TASK REQUIREMENTS:
For the word "time", state the number of lines in the data that contain it, and nothing else.

(Excerpts from an interface dataset)
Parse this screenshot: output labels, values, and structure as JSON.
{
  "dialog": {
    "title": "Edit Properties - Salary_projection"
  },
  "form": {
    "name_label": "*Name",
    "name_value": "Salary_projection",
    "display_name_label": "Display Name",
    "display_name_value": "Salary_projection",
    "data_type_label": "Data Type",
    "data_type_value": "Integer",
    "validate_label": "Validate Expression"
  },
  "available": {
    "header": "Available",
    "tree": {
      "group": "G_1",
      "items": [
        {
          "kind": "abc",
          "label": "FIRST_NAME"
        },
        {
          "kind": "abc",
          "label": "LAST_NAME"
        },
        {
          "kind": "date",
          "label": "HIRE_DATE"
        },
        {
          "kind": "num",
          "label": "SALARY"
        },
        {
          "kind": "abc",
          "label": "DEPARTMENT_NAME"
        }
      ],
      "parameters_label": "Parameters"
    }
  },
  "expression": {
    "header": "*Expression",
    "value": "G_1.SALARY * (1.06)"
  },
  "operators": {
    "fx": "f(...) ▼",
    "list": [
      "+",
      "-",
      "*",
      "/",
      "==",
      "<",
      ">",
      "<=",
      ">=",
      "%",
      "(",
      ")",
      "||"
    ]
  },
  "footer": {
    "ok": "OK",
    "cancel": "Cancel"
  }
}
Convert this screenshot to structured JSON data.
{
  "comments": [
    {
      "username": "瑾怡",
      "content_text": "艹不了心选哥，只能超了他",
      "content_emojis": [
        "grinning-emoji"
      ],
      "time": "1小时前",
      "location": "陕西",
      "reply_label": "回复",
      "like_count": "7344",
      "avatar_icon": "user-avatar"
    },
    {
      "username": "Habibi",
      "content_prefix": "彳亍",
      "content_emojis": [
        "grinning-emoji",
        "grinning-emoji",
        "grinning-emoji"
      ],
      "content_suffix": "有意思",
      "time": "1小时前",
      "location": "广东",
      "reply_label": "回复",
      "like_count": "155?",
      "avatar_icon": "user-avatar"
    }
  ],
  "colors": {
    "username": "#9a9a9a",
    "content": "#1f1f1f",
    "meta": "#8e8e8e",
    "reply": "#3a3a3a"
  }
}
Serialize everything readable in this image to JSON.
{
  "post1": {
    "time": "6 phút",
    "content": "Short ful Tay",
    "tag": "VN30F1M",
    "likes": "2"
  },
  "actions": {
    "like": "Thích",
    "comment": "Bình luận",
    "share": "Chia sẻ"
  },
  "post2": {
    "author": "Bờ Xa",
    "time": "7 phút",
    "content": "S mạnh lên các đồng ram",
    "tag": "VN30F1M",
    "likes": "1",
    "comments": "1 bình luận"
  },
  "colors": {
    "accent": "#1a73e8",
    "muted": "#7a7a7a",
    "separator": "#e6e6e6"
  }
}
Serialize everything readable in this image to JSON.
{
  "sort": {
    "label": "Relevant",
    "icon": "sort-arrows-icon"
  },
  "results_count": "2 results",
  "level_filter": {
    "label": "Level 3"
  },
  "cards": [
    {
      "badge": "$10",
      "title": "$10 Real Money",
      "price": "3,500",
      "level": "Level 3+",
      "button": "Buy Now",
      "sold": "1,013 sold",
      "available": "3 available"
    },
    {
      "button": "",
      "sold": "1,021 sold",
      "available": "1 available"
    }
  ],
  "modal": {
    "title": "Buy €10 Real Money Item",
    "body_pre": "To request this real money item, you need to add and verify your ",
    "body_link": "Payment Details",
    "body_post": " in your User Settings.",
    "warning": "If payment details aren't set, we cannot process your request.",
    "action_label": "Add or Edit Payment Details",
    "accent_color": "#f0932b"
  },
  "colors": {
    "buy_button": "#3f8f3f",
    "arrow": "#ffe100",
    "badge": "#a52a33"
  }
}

OUTPUT OF THE TASK:
4